It’s a few weeks before my wedding in 2017, and I’m in the doctor’s office being offered a hearing aid. I am 26 years old.
I had just spent 20 minutes in a soundproofed booth, pushing a button whenever I heard a high-pitched tone in the headphones (if you couldn’t guess, I didn’t push the button many times). The doctor is confirming what I already suspected: I had significant hearing loss and would likely benefit from a hearing aid.
There’s no way to pinpoint exactly what caused the damage to my hearing, but a never-ending string of childhood ear infections followed by angsty teenage years spent plugged into an iPod Nano at top-volume could go some way to explaining it. Did my hearing get worse because I damaged my ears listening to loud music, or did I listen to music loudly because my hearing was already damaged? The answer is probably both.
My poor hearing has meant that I’ve always struggled to take part in social situations. I don’t know that someone is behind me trying to get my attention, so I don’t answer them. I can’t follow the train of a group conversation, so I zone out. I mishear verbal instructions, so I do the wrong thing. To anyone who doesn’t know about my hearing loss, I can seem rude or ignorant. For me, I feel left out of social interactions. The social isolation I experienced is not unique to my hearing loss, according to Dana David, who researches self-stigma and hearing loss at the University of Haifa in Israel. There is even a risk of depression (which I am on medication to manage) that comes with not using a hearing aid when you need one.
Nonetheless, I couldn’t shake the immediate image of a little old lady looking for her hearing aids and her false teeth. My actual response to the suggestion that I might need a hearing aid was, “I’m not a grandma.”
I was more afraid of being perceived as old or incapable than I was of being unable to hear, a concern that, according to David, is common. And yet hearing loss isn’t something only grandparents grapple with: Around 7 percent of people in their twenties have noise-induced hearing damage, and this risk increases with age.
Around 7 percent of people in their twenties have noise-induced hearing damage, and this risk increases with age.
It isn’t only age-related ableism at play here though. Carole Johnson, PhD, an audiologist and researcher at the University of Oklahoma’s Health Sciences Center, says that young people tend to be put off wearing hearing aids because of the way they look, and I was no different. We all like to think we’re not vain, but when the audiologist asked why I was reluctant to get hearing aids, I could only sheepishly reply that I was worried they’d look weird. The audiologist brushed it off, “Nobody will ever notice these tiny hearing aids with all that hair.” He had a point. My hearing aid isn’t visible when I wear it with my hair down. But if it was, that shouldn’t be a problem. Even as perceptions of hearing aids have normalized in the past few years thanks to the popularity of wearable tech like wireless earbuds, my hearing loss doesn’t make me stupid, and it certainly doesn’t make me old.

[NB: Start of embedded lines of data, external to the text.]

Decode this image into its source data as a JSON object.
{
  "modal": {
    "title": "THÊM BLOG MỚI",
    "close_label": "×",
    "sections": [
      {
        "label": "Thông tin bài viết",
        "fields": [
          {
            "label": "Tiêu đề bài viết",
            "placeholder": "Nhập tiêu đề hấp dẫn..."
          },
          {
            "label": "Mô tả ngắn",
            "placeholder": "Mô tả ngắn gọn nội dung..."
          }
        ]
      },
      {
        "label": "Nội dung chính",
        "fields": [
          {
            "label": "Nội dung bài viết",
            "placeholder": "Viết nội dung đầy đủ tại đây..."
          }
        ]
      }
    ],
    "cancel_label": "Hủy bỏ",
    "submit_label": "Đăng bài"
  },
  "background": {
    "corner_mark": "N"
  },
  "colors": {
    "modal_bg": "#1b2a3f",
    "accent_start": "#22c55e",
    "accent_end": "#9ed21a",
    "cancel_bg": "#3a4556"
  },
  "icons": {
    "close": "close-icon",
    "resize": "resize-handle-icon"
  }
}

And yet another major barrier to younger people using hearing aids is the cost. “Hearing aids are one of the most expensive items someone may purchase next to that of a home or a car,” Dr. Johnson says. The devices range from $1,000 to $6,000 or more apiece, and with hearing loss in both ears, like mine, that cost can double. I live in the UK so my audiology tests, hearing aids, and even replacement batteries are all free on the National Health Service, but most insurance providers in the United States do not cover the cost of hearing aids. I’m lucky that didn’t have to complicate my decision as I suspect I would have gone much longer without a hearing aid if I had had to pay upfront for it.
I finally booked that second audiologist appointment last summer at the age of 29, after much persuasion from family and friends, sick of having to repeat themselves. After getting back in the booth and (not) pressing the button, I agreed to give hearing aids a try.
The results were quite literally ear-opening. In the office and in the pub, I could hear everything people said to me. I could even take part in multiple conversations at once, if I wanted to (Although I had to stop wearing my hearing aids at the office sometimes because it turns out that being able to take part in every single conversation wasn’t conducive to doing my job well). I can hear leaves crunching under my feet in the autumn, and I can hear birds chirping in the spring. The first time I stepped into a supermarket wearing my hearing aids, I idly wondered when they had started piping music into the store, not realizing that it was always there. I’d just never heard it before.